→ **TASK BRIEF**
Comb the records below for the string "verified" and copy each line where it turns up.

========================

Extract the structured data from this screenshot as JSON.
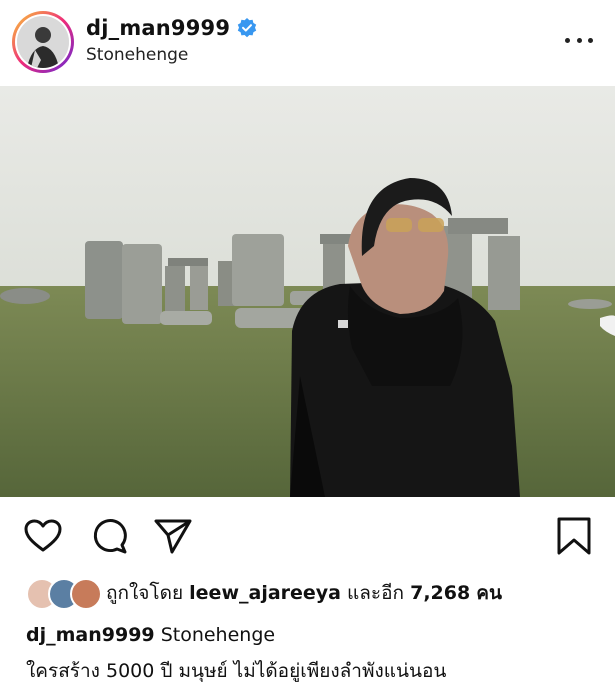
{
  "post": {
    "username": "dj_man9999",
    "location": "Stonehenge",
    "verified": true,
    "likes": {
      "prefix": "ถูกใจโดย",
      "liker": "leew_ajareeya",
      "middle": "และอีก",
      "count": "7,268",
      "suffix": "คน"
    },
    "caption": {
      "username": "dj_man9999",
      "text": "Stonehenge",
      "line2": "ใครสร้าง 5000 ปี มนุษย์ ไม่ได้อยู่เพียงลำพังแน่นอน"
    }
  },
  "icons": {
    "more": "more-options-icon",
    "like": "heart-icon",
    "comment": "comment-icon",
    "share": "share-icon",
    "save": "bookmark-icon",
    "verified": "verified-badge-icon"
  },
  "colors": {
    "verified": "#3897f0",
    "text": "#111111"
  }
}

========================

→ **ANSWER SECTION**
    "verified": true,
    "verified": "verified-badge-icon"
    "verified": "#3897f0",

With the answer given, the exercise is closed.